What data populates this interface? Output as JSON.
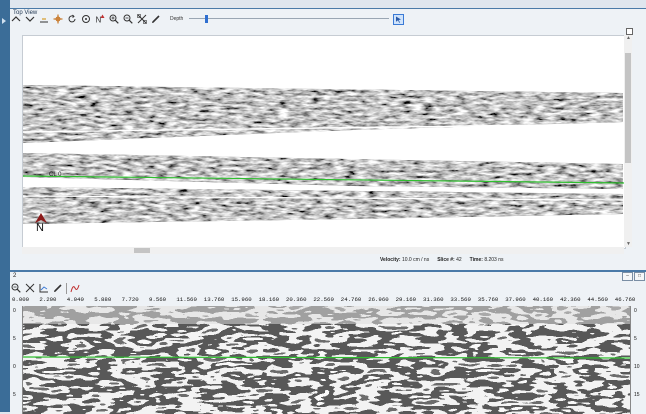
{
  "top_view": {
    "title": "Top View",
    "depth_label": "Depth",
    "depth_value": 0.08,
    "marker_label": "CL 0",
    "north_label": "N",
    "status": {
      "velocity_label": "Velocity:",
      "velocity_value": "10.0 cm / ns",
      "slice_label": "Slice #:",
      "slice_value": "42",
      "time_label": "Time:",
      "time_value": "8.203 ns"
    },
    "toolbar_icons": [
      "chevron-up-icon",
      "chevron-down-icon",
      "baseline-icon",
      "move-icon",
      "rotate-icon",
      "rotate-ccw-icon",
      "north-icon",
      "zoom-in-icon",
      "zoom-out-icon",
      "fit-icon",
      "pencil-icon"
    ]
  },
  "bottom_view": {
    "title": "2",
    "minimize": "–",
    "restore": "□",
    "x_ticks": [
      "0.000",
      "2.200",
      "4.040",
      "5.880",
      "7.720",
      "9.560",
      "11.560",
      "13.760",
      "15.960",
      "18.160",
      "20.360",
      "22.560",
      "24.760",
      "26.960",
      "29.160",
      "31.360",
      "33.560",
      "35.760",
      "37.960",
      "40.160",
      "42.360",
      "44.560",
      "46.760"
    ],
    "y_ticks_left": [
      "0",
      "5",
      "0",
      "5"
    ],
    "y_ticks_right": [
      "0",
      "5",
      "10",
      "15"
    ],
    "toolbar_icons": [
      "zoom-out-icon",
      "fit-icon",
      "chart-icon",
      "pencil-icon",
      "trace-icon"
    ]
  },
  "colors": {
    "accent": "#3b6d98",
    "pick_line": "#2fbf2f",
    "slider_thumb": "#2f6fd0"
  }
}
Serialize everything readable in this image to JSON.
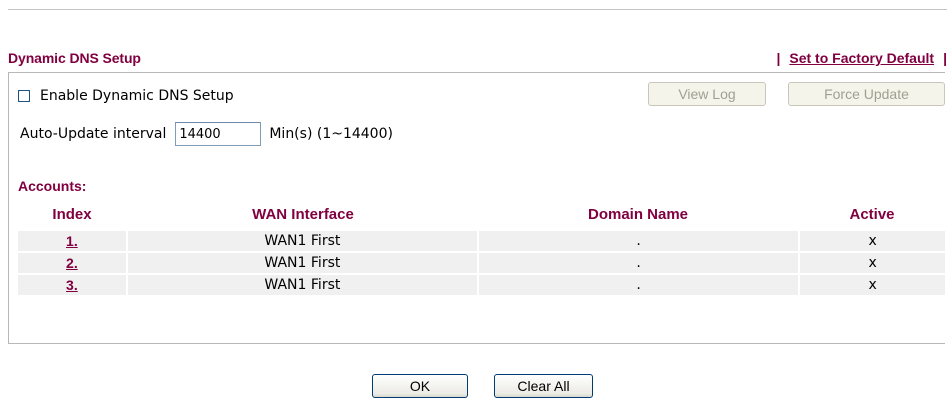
{
  "header": {
    "title": "Dynamic DNS Setup",
    "separator": "|",
    "factory_default_label": "Set to Factory Default"
  },
  "settings": {
    "enable_label": "Enable Dynamic DNS Setup",
    "enabled": false,
    "view_log_label": "View Log",
    "force_update_label": "Force Update",
    "interval_label": "Auto-Update interval",
    "interval_value": "14400",
    "interval_unit": "Min(s) (1~14400)"
  },
  "accounts": {
    "title": "Accounts:",
    "columns": {
      "index": "Index",
      "wan": "WAN Interface",
      "domain": "Domain Name",
      "active": "Active"
    },
    "rows": [
      {
        "index": "1.",
        "wan": "WAN1 First",
        "domain": ".",
        "active": "x"
      },
      {
        "index": "2.",
        "wan": "WAN1 First",
        "domain": ".",
        "active": "x"
      },
      {
        "index": "3.",
        "wan": "WAN1 First",
        "domain": ".",
        "active": "x"
      }
    ]
  },
  "footer": {
    "ok_label": "OK",
    "clear_all_label": "Clear All"
  },
  "colors": {
    "accent": "#800040",
    "row_background": "#f0f0f0"
  }
}
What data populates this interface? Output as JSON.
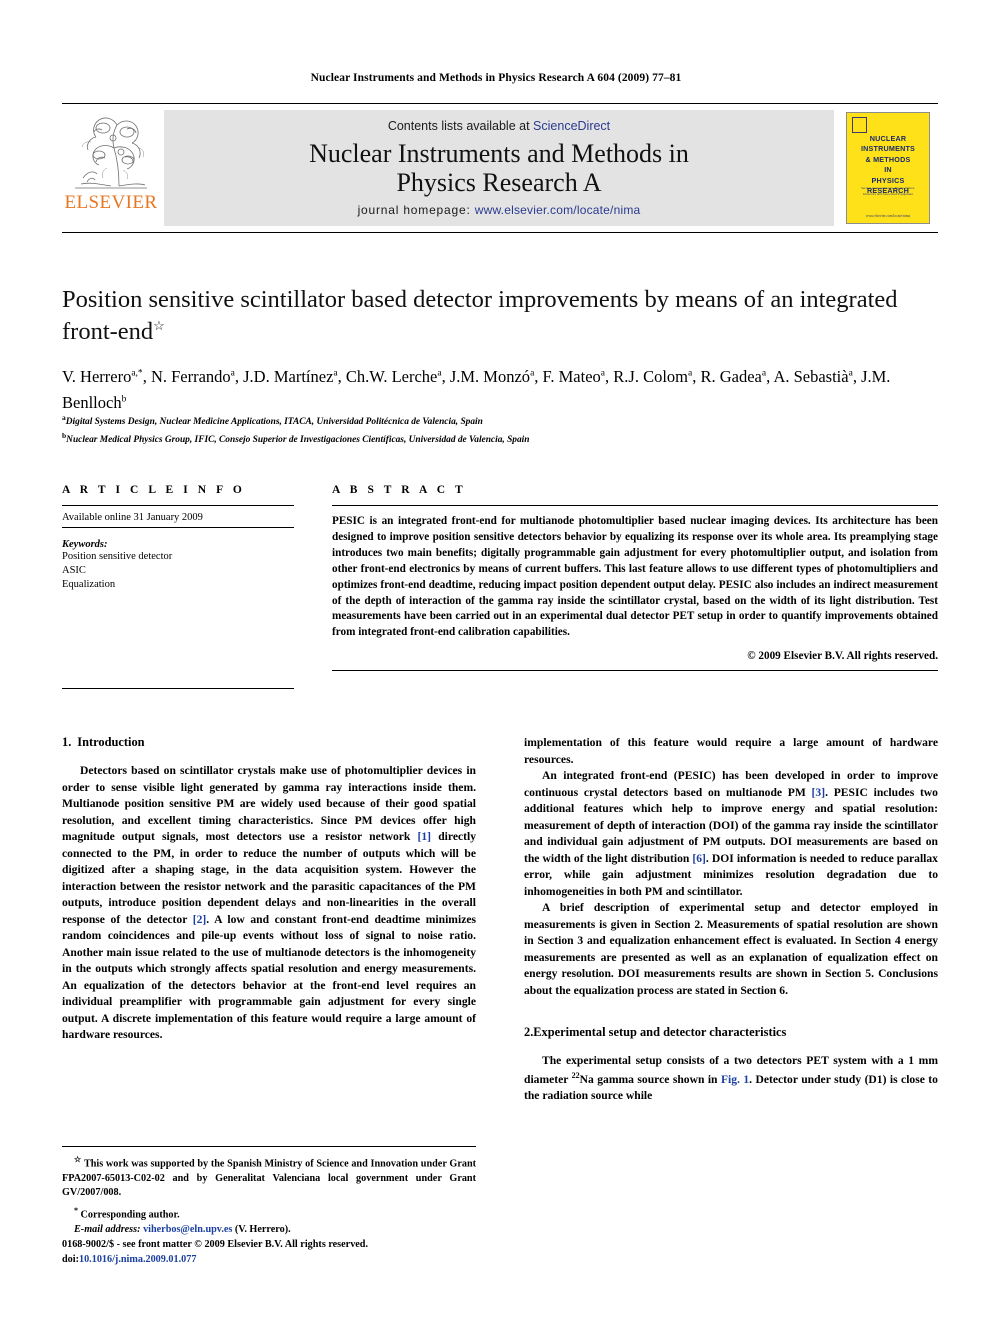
{
  "running_head": "Nuclear Instruments and Methods in Physics Research A 604 (2009) 77–81",
  "masthead": {
    "contents_prefix": "Contents lists available at",
    "sciencedirect": "ScienceDirect",
    "journal_title_line1": "Nuclear Instruments and Methods in",
    "journal_title_line2": "Physics Research A",
    "homepage_label": "journal homepage:",
    "homepage_url": "www.elsevier.com/locate/nima",
    "publisher": "ELSEVIER",
    "cover": {
      "title_line1": "NUCLEAR",
      "title_line2": "INSTRUMENTS",
      "title_line3": "& METHODS",
      "title_line4": "IN",
      "title_line5": "PHYSICS",
      "title_line6": "RESEARCH",
      "subtitle_line1": "Section A: Accelerators, Spectrometers,",
      "subtitle_line2": "Detectors and Associated Equipment",
      "footer": "www.elsevier.com/locate/nima"
    },
    "band_color": "#e3e3e3",
    "link_color": "#2b3a8f",
    "cover_color": "#FFE11A",
    "elsevier_orange": "#E87722"
  },
  "article": {
    "title": "Position sensitive scintillator based detector improvements by means of an integrated front-end",
    "title_star": "☆",
    "authors": "V. Herrero a,*, N. Ferrando a, J.D. Martínez a, Ch.W. Lerche a, J.M. Monzó a, F. Mateo a, R.J. Colom a, R. Gadea a, A. Sebastià a, J.M. Benlloch b",
    "authors_line1_parts": [
      {
        "name": "V. Herrero",
        "sup": "a,*"
      },
      {
        "name": ", N. Ferrando",
        "sup": "a"
      },
      {
        "name": ", J.D. Martínez",
        "sup": "a"
      },
      {
        "name": ", Ch.W. Lerche",
        "sup": "a"
      },
      {
        "name": ", J.M. Monzó",
        "sup": "a"
      },
      {
        "name": ", F. Mateo",
        "sup": "a"
      },
      {
        "name": ", R.J. Colom",
        "sup": "a"
      },
      {
        "name": ",",
        "sup": ""
      }
    ],
    "authors_line2_parts": [
      {
        "name": "R. Gadea",
        "sup": "a"
      },
      {
        "name": ", A. Sebastià",
        "sup": "a"
      },
      {
        "name": ", J.M. Benlloch",
        "sup": "b"
      }
    ],
    "affiliation_a_mark": "a",
    "affiliation_a": "Digital Systems Design, Nuclear Medicine Applications, ITACA, Universidad Politécnica de Valencia, Spain",
    "affiliation_b_mark": "b",
    "affiliation_b": "Nuclear Medical Physics Group, IFIC, Consejo Superior de Investigaciones Científicas, Universidad de Valencia, Spain"
  },
  "article_info": {
    "heading": "A R T I C L E  I N F O",
    "available_online": "Available online 31 January 2009",
    "keywords_label": "Keywords:",
    "keywords": [
      "Position sensitive detector",
      "ASIC",
      "Equalization"
    ]
  },
  "abstract": {
    "heading": "A B S T R A C T",
    "text": "PESIC is an integrated front-end for multianode photomultiplier based nuclear imaging devices. Its architecture has been designed to improve position sensitive detectors behavior by equalizing its response over its whole area. Its preamplying stage introduces two main benefits; digitally programmable gain adjustment for every photomultiplier output, and isolation from other front-end electronics by means of current buffers. This last feature allows to use different types of photomultipliers and optimizes front-end deadtime, reducing impact position dependent output delay. PESIC also includes an indirect measurement of the depth of interaction of the gamma ray inside the scintillator crystal, based on the width of its light distribution. Test measurements have been carried out in an experimental dual detector PET setup in order to quantify improvements obtained from integrated front-end calibration capabilities.",
    "copyright": "© 2009 Elsevier B.V. All rights reserved."
  },
  "sections": {
    "intro_number": "1.",
    "intro_title": "Introduction",
    "intro_p1_a": "Detectors based on scintillator crystals make use of photomultiplier devices in order to sense visible light generated by gamma ray interactions inside them. Multianode position sensitive PM are widely used because of their good spatial resolution, and excellent timing characteristics. Since PM devices offer high magnitude output signals, most detectors use a resistor network ",
    "intro_p1_cite1": "[1]",
    "intro_p1_b": " directly connected to the PM, in order to reduce the number of outputs which will be digitized after a shaping stage, in the data acquisition system. However the interaction between the resistor network and the parasitic capacitances of the PM outputs, introduce position dependent delays and non-linearities in the overall response of the detector ",
    "intro_p1_cite2": "[2]",
    "intro_p1_c": ". A low and constant front-end deadtime minimizes random coincidences and pile-up events without loss of signal to noise ratio. Another main issue related to the use of multianode detectors is the inhomogeneity in the outputs which strongly affects spatial resolution and energy measurements. An equalization of the detectors behavior at the front-end level requires an individual preamplifier with programmable gain adjustment for every single output. A discrete implementation of this feature would require a large amount of hardware resources.",
    "intro_p1_tail": "implementation of this feature would require a large amount of hardware resources.",
    "intro_p2_a": "An integrated front-end (PESIC) has been developed in order to improve continuous crystal detectors based on multianode PM ",
    "intro_p2_cite1": "[3]",
    "intro_p2_b": ". PESIC includes two additional features which help to improve energy and spatial resolution: measurement of depth of interaction (DOI) of the gamma ray inside the scintillator and individual gain adjustment of PM outputs. DOI measurements are based on the width of the light distribution ",
    "intro_p2_cite2": "[6]",
    "intro_p2_c": ". DOI information is needed to reduce parallax error, while gain adjustment minimizes resolution degradation due to inhomogeneities in both PM and scintillator.",
    "intro_p3": "A brief description of experimental setup and detector employed in measurements is given in Section 2. Measurements of spatial resolution are shown in Section 3 and equalization enhancement effect is evaluated. In Section 4 energy measurements are presented as well as an explanation of equalization effect on energy resolution. DOI measurements results are shown in Section 5. Conclusions about the equalization process are stated in Section 6.",
    "setup_number": "2.",
    "setup_title": "Experimental setup and detector characteristics",
    "setup_p1_a": "The experimental setup consists of a two detectors PET system with a 1 mm diameter ",
    "setup_p1_iso": "22",
    "setup_p1_b": "Na gamma source shown in ",
    "setup_p1_fig": "Fig. 1",
    "setup_p1_c": ". Detector under study (D1) is close to the radiation source while"
  },
  "footnotes": {
    "star_mark": "☆",
    "funding": "This work was supported by the Spanish Ministry of Science and Innovation under Grant FPA2007-65013-C02-02 and by Generalitat Valenciana local government under Grant GV/2007/008.",
    "corresponding_mark": "*",
    "corresponding": "Corresponding author.",
    "email_label": "E-mail address:",
    "email": "viherbos@eln.upv.es",
    "email_owner": "(V. Herrero)."
  },
  "footer": {
    "issn_line": "0168-9002/$ - see front matter © 2009 Elsevier B.V. All rights reserved.",
    "doi_label": "doi:",
    "doi": "10.1016/j.nima.2009.01.077"
  },
  "colors": {
    "citation_blue": "#1a3fa0",
    "link_blue": "#2b3a8f"
  }
}
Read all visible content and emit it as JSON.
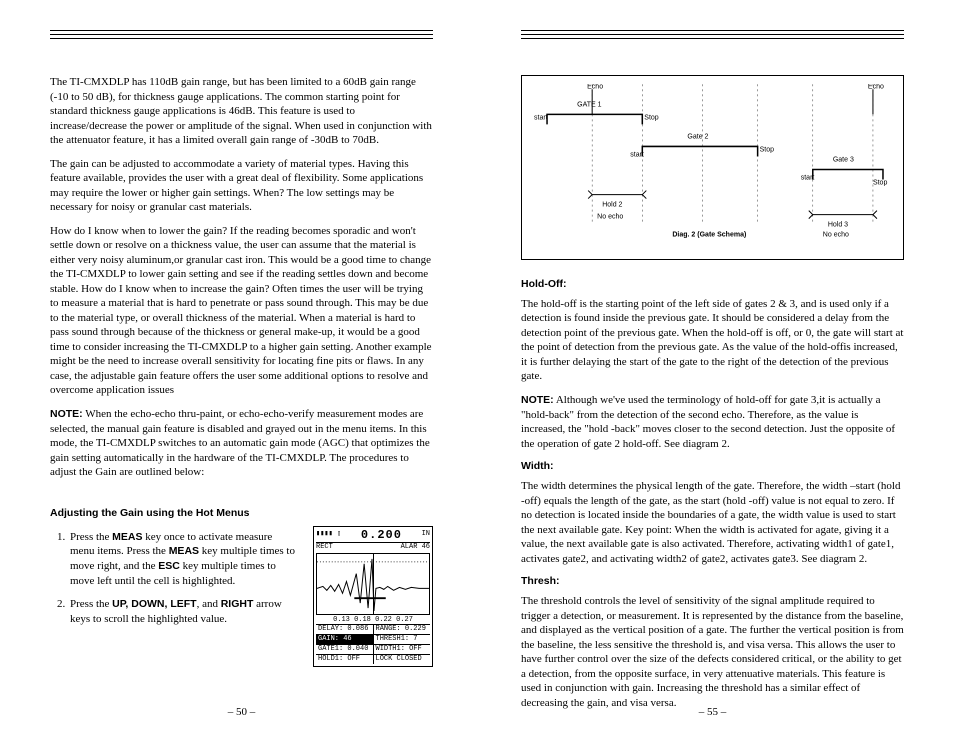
{
  "left": {
    "p1": "The TI-CMXDLP has 110dB gain range, but has been limited to a 60dB gain range (-10 to 50 dB), for thickness gauge applications. The common starting point for standard thickness gauge applications is 46dB. This feature is used to increase/decrease the power or amplitude of the signal. When used in conjunction with the attenuator feature, it has a limited overall gain range of -30dB to 70dB.",
    "p2": "The gain can be adjusted to accommodate a variety of material types. Having this feature available, provides the user with a great deal of flexibility. Some applications may require the lower or higher gain settings. When? The low settings may be necessary for noisy or granular cast materials.",
    "p3": "How do I know when to lower the gain? If the reading becomes sporadic and won't settle down or resolve on a thickness value, the user can assume that the material is either very noisy aluminum,or granular cast iron. This would be a good time to change the TI-CMXDLP to lower gain setting and see if the reading settles down and become stable. How do I know when to increase the gain? Often times the user will be trying to measure a material that is hard to penetrate or pass sound through. This may be due to the material type, or overall thickness of the material. When a material is hard to pass sound through because of the thickness or general make-up, it would be a good time to consider increasing the TI-CMXDLP to a higher gain setting. Another example might be the need to increase overall sensitivity for locating fine pits or flaws. In any case, the adjustable gain feature offers the user some additional options to resolve and overcome application issues",
    "note_label": "NOTE:",
    "note_text": " When the echo-echo thru-paint, or echo-echo-verify measurement modes are selected, the manual gain feature is disabled and grayed out in the menu items. In this mode, the TI-CMXDLP switches to an automatic gain mode (AGC) that optimizes the gain setting automatically in the hardware of the TI-CMXDLP. The procedures to adjust the Gain are outlined below:",
    "subhead": "Adjusting the Gain using the Hot Menus",
    "step1a": "Press the ",
    "step1_meas": "MEAS",
    "step1b": " key once to activate measure menu items. Press the ",
    "step1c": " key multiple times to move right, and the ",
    "step1_esc": "ESC",
    "step1d": " key multiple times to move left until the cell is highlighted.",
    "step2a": "Press the ",
    "step2_keys": "UP, DOWN, LEFT",
    "step2_and": ", and ",
    "step2_right": "RIGHT",
    "step2b": " arrow keys to scroll the highlighted value.",
    "lcd": {
      "reading": "0.200",
      "unit": "IN",
      "mode": "RECT",
      "alarm": "ALAR  46",
      "scale": "0.13  0.18  0.22  0.27",
      "r1a": "DELAY: 0.086",
      "r1b": "RANGE: 0.229",
      "r2a": "GAIN:      46",
      "r2b": "THRESH1:    7",
      "r3a": "GATE1: 0.040",
      "r3b": "WIDTH1:   OFF",
      "r4a": "HOLD1:    OFF",
      "r4b": "LOCK  CLOSED"
    },
    "pagenum": "– 50 –"
  },
  "right": {
    "diag": {
      "echo": "Echo",
      "gate1": "GATE 1",
      "gate2": "Gate 2",
      "gate3": "Gate 3",
      "start": "start",
      "stop": "Stop",
      "hold2": "Hold 2",
      "hold3": "Hold 3",
      "noecho": "No echo",
      "title": "Diag. 2 (Gate Schema)"
    },
    "h_holdoff": "Hold-Off:",
    "p_holdoff": "The hold-off is the starting point of the left side of gates 2 & 3, and is used only if a detection is found inside the previous gate. It should be considered a delay from the detection point of the previous gate. When the hold-off is off, or 0, the gate will start at the point of detection from the previous gate. As the value of the hold-offis increased, it is further delaying the start of the gate to the right of the detection of the previous gate.",
    "note_label": "NOTE:",
    "note_text": " Although we've used the terminology of hold-off for gate 3,it is actually a \"hold-back\" from the detection of the second echo. Therefore, as the value is increased, the \"hold -back\" moves closer to the second detection. Just the opposite of the operation of gate 2 hold-off. See diagram 2.",
    "h_width": "Width:",
    "p_width": "The width determines the physical length of the gate. Therefore, the width –start (hold -off) equals the length of the gate, as the start (hold -off) value is not equal to zero. If no detection is located inside the boundaries of a gate, the width value is used to start the next available gate. Key point: When the width is activated for agate, giving it a value, the next available gate is also activated. Therefore, activating width1 of gate1, activates gate2, and activating width2 of gate2, activates gate3. See diagram 2.",
    "h_thresh": "Thresh:",
    "p_thresh": "The threshold controls the level of sensitivity of the signal amplitude required to trigger a detection, or measurement. It is represented by the distance from the baseline, and displayed as the vertical position of a gate. The further the vertical position is from the baseline, the less sensitive the threshold is, and visa versa. This allows the user to have further control over the size of the defects considered critical, or the ability to get a detection, from the opposite surface, in very attenuative materials. This feature is used in conjunction with gain. Increasing the threshold has a similar effect of decreasing the gain, and visa versa.",
    "pagenum": "– 55 –"
  }
}
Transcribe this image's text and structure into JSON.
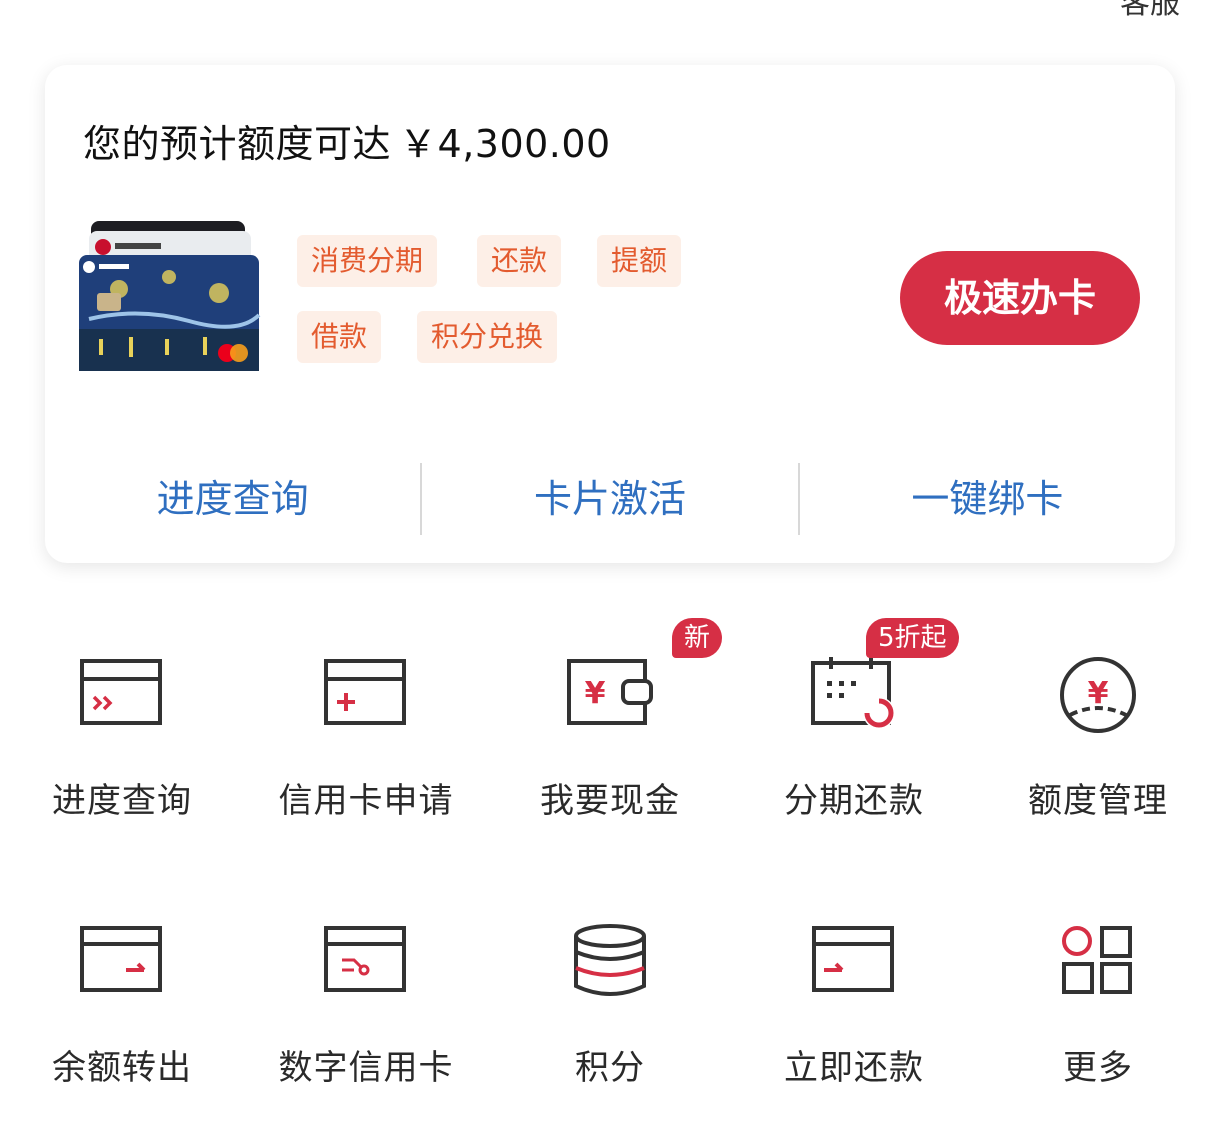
{
  "header": {
    "top_text": "客服"
  },
  "card": {
    "limit_text": "您的预计额度可达",
    "limit_amount": "￥4,300.00",
    "tags": [
      "消费分期",
      "还款",
      "提额",
      "借款",
      "积分兑换"
    ],
    "apply_button": "极速办卡",
    "quick_links": [
      "进度查询",
      "卡片激活",
      "一键绑卡"
    ]
  },
  "grid": {
    "items": [
      {
        "label": "进度查询",
        "icon": "progress-card-icon"
      },
      {
        "label": "信用卡申请",
        "icon": "card-plus-icon"
      },
      {
        "label": "我要现金",
        "icon": "wallet-yen-icon",
        "badge": "新"
      },
      {
        "label": "分期还款",
        "icon": "calendar-icon",
        "badge": "5折起"
      },
      {
        "label": "额度管理",
        "icon": "yen-circle-icon"
      },
      {
        "label": "余额转出",
        "icon": "card-arrow-icon"
      },
      {
        "label": "数字信用卡",
        "icon": "digital-card-icon"
      },
      {
        "label": "积分",
        "icon": "coin-stack-icon"
      },
      {
        "label": "立即还款",
        "icon": "card-repay-icon"
      },
      {
        "label": "更多",
        "icon": "grid-more-icon"
      }
    ]
  },
  "colors": {
    "accent_red": "#d62f45",
    "tag_text": "#e35b2f",
    "tag_bg": "#fdefe7",
    "link_blue": "#2f6fc0"
  }
}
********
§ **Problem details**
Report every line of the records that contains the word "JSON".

§ **Answer**
What data populates this interface? Output as JSON.
Serialize everything readable in this image to JSON.
What data populates this interface? Output as JSON.
Read all visible content and emit it as JSON.
Transcribe this image's text and structure into JSON.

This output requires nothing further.